*** Extracted data Section Begins ***

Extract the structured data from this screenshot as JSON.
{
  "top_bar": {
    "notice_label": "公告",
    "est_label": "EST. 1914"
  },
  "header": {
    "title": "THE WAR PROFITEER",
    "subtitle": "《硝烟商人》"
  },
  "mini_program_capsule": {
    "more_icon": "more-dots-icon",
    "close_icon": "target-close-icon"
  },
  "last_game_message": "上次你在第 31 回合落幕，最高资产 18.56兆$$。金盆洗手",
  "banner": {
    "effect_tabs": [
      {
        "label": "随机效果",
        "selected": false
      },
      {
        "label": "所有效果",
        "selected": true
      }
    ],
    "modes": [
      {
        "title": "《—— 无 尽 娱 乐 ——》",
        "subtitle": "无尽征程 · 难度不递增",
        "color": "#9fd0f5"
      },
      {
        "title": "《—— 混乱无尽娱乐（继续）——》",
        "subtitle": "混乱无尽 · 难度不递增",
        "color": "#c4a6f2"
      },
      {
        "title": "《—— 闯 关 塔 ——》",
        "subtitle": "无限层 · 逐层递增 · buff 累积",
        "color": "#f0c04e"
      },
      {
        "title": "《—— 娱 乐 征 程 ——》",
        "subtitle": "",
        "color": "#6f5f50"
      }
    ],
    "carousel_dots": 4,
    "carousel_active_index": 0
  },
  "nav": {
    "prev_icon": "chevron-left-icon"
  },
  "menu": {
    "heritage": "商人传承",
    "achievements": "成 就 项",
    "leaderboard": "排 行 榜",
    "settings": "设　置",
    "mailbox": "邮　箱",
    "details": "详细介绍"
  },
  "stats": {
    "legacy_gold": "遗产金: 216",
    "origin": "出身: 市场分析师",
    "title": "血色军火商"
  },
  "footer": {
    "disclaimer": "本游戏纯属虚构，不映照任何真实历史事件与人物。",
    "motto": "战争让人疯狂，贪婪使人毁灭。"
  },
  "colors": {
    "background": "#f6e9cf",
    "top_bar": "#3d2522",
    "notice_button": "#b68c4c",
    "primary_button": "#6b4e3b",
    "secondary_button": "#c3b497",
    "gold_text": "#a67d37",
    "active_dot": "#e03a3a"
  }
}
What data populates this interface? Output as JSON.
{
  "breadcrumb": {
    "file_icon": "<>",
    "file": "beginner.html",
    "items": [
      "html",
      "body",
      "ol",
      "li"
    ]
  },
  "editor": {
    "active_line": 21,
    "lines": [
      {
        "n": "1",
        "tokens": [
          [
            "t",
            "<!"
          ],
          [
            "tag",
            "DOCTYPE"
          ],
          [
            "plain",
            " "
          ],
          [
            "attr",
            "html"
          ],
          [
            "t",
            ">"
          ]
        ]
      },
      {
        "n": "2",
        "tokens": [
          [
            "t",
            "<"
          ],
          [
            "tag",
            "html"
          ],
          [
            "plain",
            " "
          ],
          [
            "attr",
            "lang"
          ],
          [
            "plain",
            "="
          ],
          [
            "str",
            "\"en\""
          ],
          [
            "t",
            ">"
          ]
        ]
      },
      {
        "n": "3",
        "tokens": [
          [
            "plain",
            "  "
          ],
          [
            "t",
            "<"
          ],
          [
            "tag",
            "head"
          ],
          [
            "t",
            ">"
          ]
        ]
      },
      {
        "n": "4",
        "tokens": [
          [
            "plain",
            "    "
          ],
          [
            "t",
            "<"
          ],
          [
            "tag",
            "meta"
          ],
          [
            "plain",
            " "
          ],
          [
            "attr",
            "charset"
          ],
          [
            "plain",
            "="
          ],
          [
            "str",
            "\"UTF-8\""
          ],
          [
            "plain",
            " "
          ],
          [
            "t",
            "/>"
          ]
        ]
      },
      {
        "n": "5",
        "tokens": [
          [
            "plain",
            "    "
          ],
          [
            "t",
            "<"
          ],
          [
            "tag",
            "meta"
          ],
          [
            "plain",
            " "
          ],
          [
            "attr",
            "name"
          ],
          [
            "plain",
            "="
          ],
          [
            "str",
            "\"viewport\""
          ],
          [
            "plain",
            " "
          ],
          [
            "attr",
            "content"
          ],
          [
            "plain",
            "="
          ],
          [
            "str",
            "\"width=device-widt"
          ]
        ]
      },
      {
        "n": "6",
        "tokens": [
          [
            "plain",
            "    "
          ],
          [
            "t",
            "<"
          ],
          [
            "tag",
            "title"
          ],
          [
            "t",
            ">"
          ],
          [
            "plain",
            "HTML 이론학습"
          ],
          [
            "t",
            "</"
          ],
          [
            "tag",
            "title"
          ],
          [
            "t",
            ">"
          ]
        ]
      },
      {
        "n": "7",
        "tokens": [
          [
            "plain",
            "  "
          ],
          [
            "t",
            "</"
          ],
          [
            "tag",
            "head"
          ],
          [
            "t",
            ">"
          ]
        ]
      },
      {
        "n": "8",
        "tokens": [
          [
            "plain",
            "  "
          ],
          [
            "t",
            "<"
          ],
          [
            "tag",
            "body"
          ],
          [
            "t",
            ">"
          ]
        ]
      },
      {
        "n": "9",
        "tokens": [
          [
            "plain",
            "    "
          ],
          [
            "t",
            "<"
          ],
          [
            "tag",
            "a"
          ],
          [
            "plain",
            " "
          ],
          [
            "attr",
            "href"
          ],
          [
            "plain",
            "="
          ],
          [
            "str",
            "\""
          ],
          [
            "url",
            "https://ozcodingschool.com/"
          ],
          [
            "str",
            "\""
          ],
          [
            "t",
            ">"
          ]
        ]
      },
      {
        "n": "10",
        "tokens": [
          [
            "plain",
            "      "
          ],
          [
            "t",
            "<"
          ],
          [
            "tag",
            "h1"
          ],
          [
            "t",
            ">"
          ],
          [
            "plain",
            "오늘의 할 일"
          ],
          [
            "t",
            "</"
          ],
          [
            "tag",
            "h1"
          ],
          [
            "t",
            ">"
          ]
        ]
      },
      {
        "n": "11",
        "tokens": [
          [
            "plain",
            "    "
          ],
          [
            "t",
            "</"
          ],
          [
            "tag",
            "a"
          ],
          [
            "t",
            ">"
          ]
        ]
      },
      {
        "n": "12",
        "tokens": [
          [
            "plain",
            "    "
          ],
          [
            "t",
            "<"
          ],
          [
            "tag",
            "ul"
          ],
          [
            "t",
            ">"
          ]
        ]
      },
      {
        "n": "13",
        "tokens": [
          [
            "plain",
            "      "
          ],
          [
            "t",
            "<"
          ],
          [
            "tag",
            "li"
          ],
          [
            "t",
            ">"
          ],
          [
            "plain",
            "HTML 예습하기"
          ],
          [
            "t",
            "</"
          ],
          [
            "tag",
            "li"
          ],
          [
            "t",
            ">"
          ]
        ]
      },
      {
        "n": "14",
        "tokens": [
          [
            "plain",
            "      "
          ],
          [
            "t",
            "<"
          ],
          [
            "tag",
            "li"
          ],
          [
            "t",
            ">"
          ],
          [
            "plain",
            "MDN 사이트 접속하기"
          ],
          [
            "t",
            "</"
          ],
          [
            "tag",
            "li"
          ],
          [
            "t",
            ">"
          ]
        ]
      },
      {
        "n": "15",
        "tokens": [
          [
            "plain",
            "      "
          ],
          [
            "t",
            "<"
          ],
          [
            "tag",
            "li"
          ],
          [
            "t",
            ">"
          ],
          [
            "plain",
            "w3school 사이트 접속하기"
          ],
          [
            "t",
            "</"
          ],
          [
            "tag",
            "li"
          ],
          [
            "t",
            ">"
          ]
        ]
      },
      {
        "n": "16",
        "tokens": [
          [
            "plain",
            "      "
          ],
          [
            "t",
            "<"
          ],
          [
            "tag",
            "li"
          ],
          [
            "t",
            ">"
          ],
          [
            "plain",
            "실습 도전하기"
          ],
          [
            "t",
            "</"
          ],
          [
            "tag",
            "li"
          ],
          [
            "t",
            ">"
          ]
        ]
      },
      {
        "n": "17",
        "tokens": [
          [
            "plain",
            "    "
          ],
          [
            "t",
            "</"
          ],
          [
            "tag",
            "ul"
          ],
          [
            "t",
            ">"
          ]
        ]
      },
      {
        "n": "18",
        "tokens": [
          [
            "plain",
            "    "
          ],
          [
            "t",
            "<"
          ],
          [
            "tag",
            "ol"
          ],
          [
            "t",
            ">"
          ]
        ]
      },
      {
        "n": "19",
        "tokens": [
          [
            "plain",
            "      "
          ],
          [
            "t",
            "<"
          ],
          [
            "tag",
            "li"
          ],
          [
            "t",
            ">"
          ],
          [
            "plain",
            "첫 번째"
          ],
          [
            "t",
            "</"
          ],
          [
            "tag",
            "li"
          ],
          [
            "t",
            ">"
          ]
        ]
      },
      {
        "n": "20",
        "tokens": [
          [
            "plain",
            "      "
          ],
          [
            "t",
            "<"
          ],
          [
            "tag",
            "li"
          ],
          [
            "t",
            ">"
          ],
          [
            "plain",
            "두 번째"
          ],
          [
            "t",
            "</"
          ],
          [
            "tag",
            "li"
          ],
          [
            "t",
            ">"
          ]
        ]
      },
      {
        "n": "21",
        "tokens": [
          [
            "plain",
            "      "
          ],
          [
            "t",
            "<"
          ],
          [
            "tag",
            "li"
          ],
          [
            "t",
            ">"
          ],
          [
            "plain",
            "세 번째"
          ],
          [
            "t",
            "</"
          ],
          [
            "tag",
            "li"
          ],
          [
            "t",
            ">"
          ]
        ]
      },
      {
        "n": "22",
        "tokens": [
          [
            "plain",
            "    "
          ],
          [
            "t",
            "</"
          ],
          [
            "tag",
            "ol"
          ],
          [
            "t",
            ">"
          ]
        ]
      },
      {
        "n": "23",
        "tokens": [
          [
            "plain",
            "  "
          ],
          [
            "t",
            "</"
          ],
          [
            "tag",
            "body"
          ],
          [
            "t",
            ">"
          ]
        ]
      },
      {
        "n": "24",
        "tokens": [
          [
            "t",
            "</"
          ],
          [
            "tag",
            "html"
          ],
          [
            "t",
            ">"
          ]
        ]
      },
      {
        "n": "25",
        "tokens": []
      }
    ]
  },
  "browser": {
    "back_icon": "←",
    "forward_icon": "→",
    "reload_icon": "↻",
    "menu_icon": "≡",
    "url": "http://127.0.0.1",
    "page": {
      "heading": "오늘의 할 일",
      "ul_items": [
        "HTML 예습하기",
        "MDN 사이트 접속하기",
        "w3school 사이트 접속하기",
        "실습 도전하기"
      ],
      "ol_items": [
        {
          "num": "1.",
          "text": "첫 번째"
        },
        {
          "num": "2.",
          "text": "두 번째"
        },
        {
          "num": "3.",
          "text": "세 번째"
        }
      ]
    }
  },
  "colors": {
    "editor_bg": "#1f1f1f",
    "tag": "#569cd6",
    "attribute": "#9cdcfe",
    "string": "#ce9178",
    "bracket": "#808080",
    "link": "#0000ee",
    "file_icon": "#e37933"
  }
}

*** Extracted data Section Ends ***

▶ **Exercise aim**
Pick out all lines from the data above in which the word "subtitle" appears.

▶ **Written response**
    "subtitle": "《硝烟商人》"
        "subtitle": "无尽征程 · 难度不递增",
        "subtitle": "混乱无尽 · 难度不递增",
        "subtitle": "无限层 · 逐层递增 · buff 累积",
        "subtitle": "",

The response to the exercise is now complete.